* _TASK REQUIREMENTS_
I would like each line of the data that holds the word "screenshot" copied out.

* _ENTRIES PROVIDED_
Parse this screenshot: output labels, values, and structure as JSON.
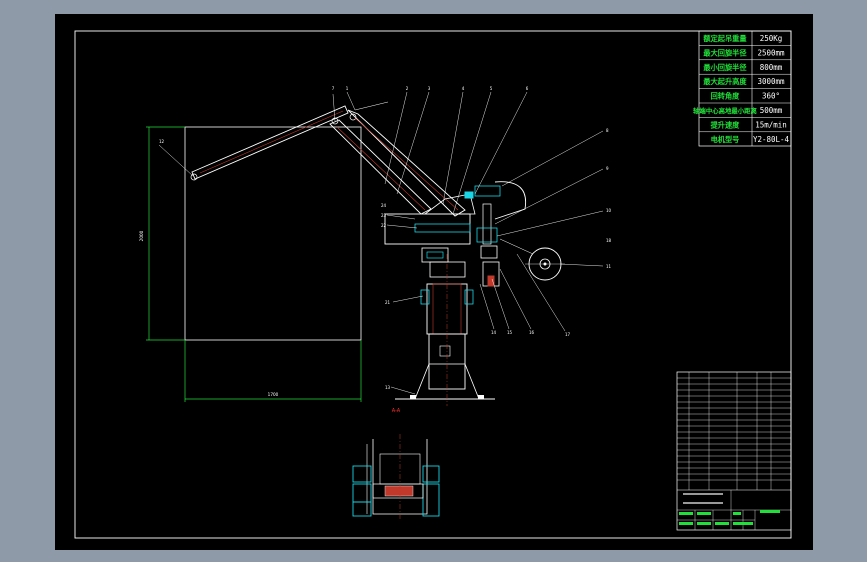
{
  "specs": [
    {
      "label": "额定起吊重量",
      "value": "250Kg"
    },
    {
      "label": "最大回旋半径",
      "value": "2500mm"
    },
    {
      "label": "最小回旋半径",
      "value": "800mm"
    },
    {
      "label": "最大起升高度",
      "value": "3000mm"
    },
    {
      "label": "回转角度",
      "value": "360°"
    },
    {
      "label": "轴端中心高地最小距离",
      "value": "500mm"
    },
    {
      "label": "提升速度",
      "value": "15m/min"
    },
    {
      "label": "电机型号",
      "value": "Y2-80L-4"
    }
  ],
  "callouts": {
    "top": [
      "1",
      "2",
      "3",
      "4",
      "5",
      "6",
      "7"
    ],
    "right": [
      "8",
      "9",
      "10",
      "11"
    ],
    "left": [
      "12",
      "13",
      "21",
      "22",
      "23",
      "24"
    ],
    "bottom": [
      "14",
      "15",
      "16",
      "17",
      "18"
    ]
  },
  "dimensions": {
    "height": "2000",
    "width": "1700",
    "section": "A-A"
  },
  "colors": {
    "background": "#000000",
    "frame": "#ffffff",
    "line": "#ffffff",
    "accent": "#22e03a",
    "cyan": "#19d6e6",
    "red": "#ff2a2a",
    "viewer": "#8f9aa8"
  }
}
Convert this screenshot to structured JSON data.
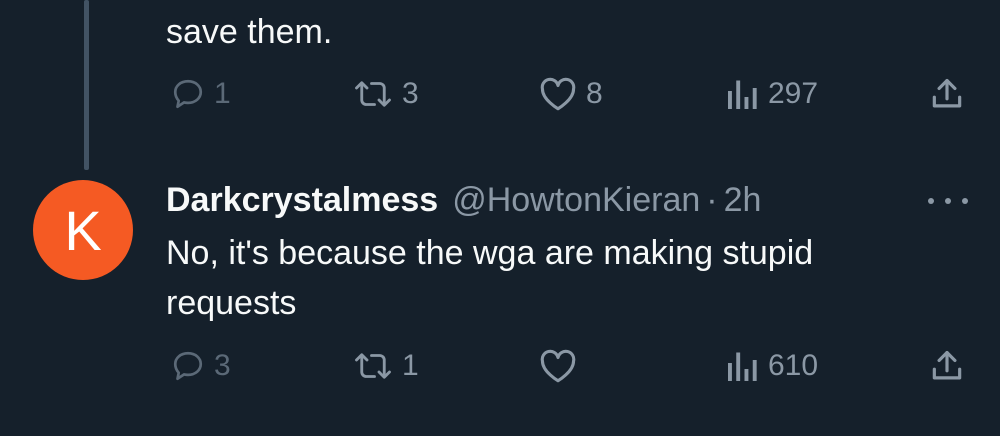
{
  "previous_tweet": {
    "text_tail": "save them.",
    "actions": {
      "replies": "1",
      "retweets": "3",
      "likes": "8",
      "views": "297"
    }
  },
  "reply_tweet": {
    "avatar_letter": "K",
    "avatar_color": "#f55a23",
    "display_name": "Darkcrystalmess",
    "handle": "@HowtonKieran",
    "separator": "·",
    "time": "2h",
    "text": "No, it's because the wga are making stupid requests",
    "actions": {
      "replies": "3",
      "retweets": "1",
      "views": "610"
    }
  },
  "icons": {
    "reply": "reply-icon",
    "retweet": "retweet-icon",
    "like": "heart-icon",
    "views": "views-icon",
    "share": "share-icon",
    "more": "more-icon"
  },
  "colors": {
    "background": "#15202b",
    "text": "#f7f9f9",
    "muted": "#8b98a5",
    "thread_line": "#425364"
  }
}
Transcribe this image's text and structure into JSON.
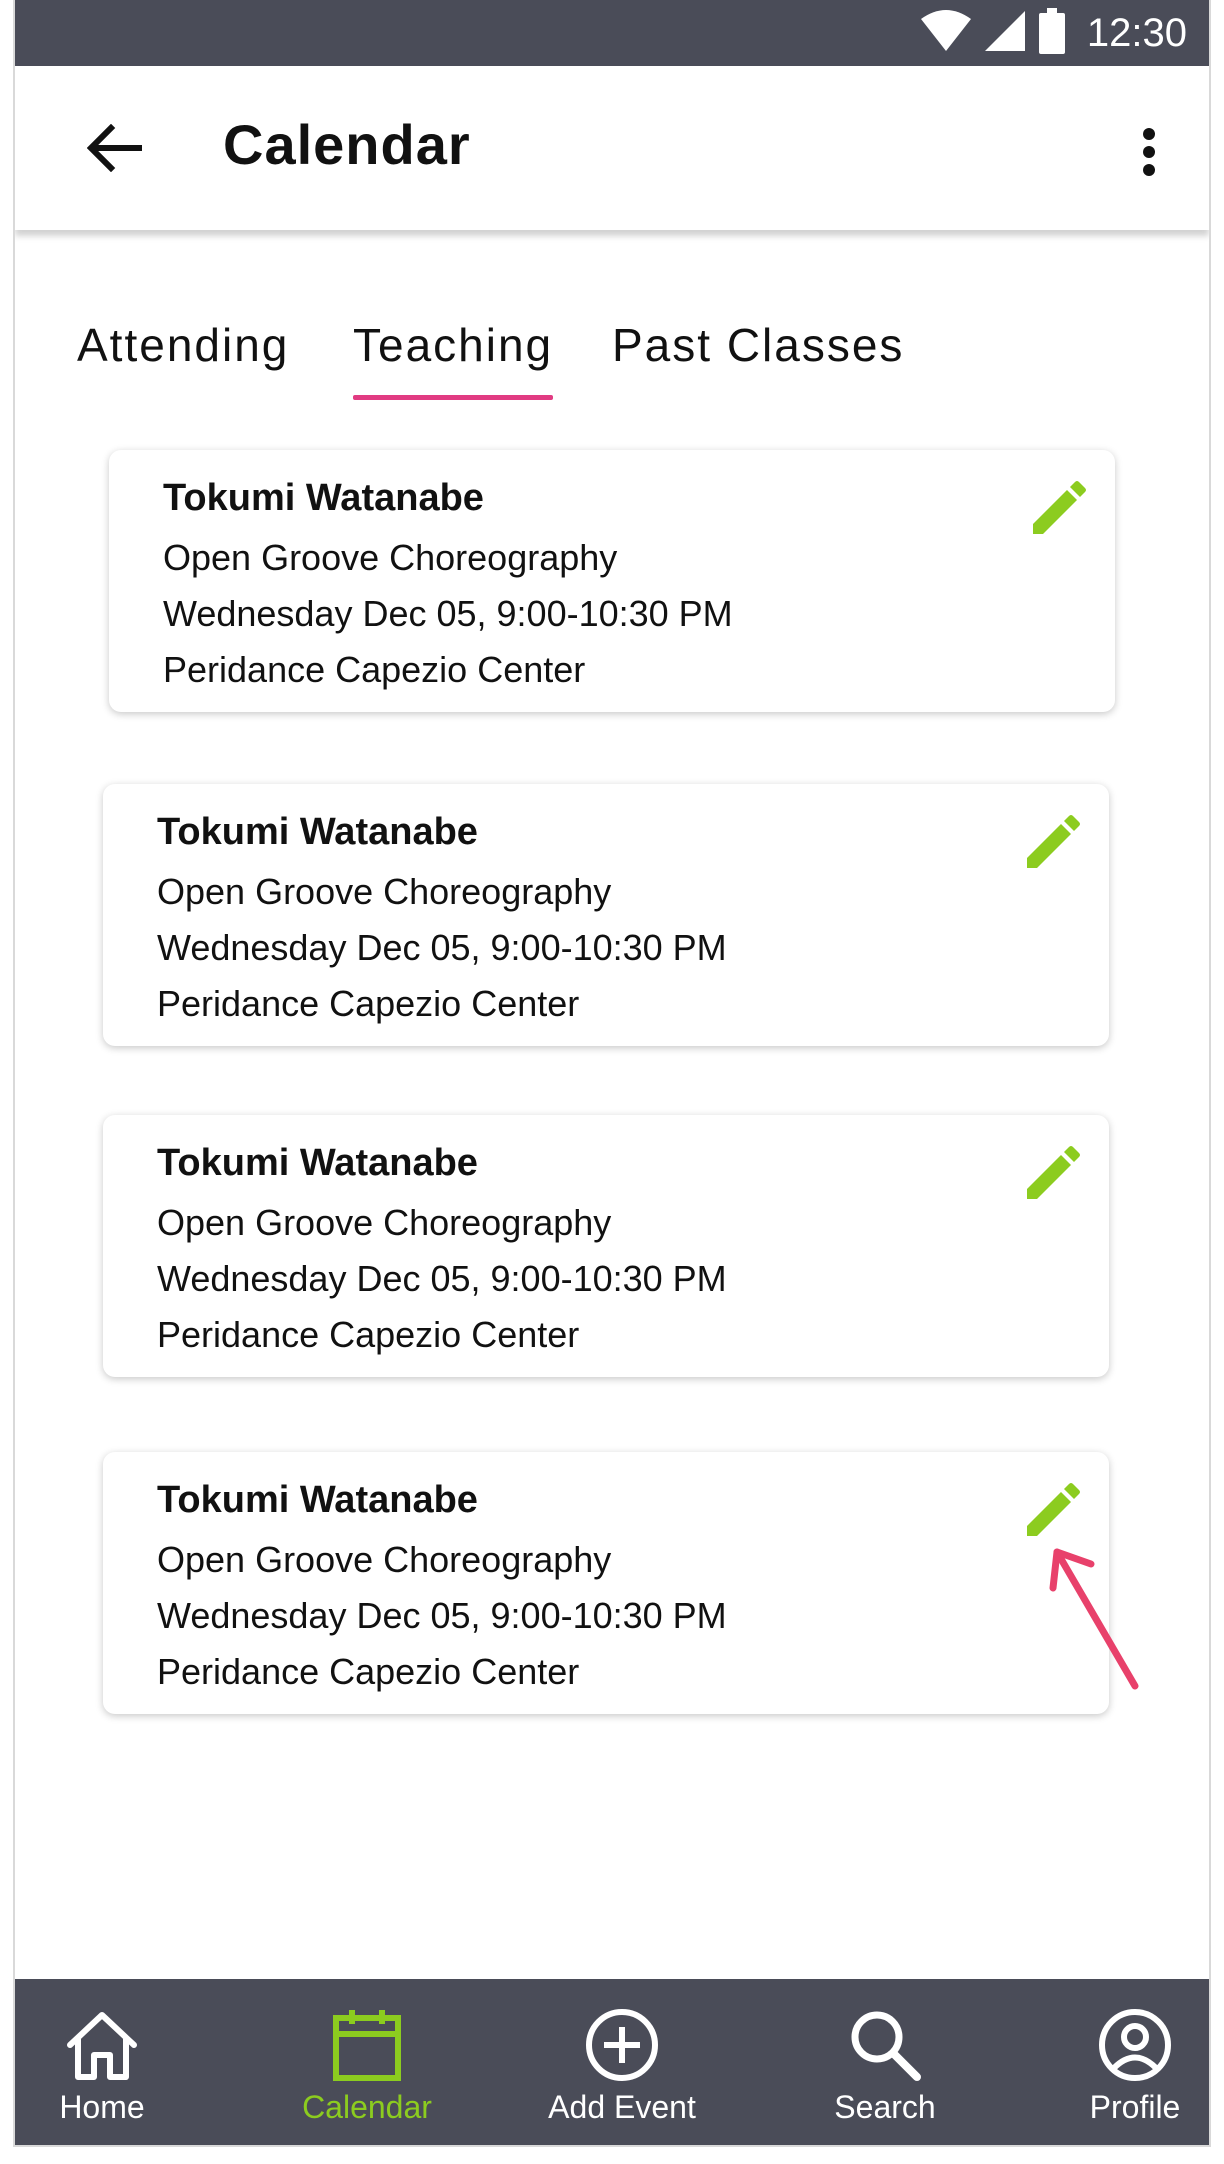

* _THE ANSWER_
Parse this screenshot: output labels, values, and structure as JSON.
Convert this screenshot to structured JSON data.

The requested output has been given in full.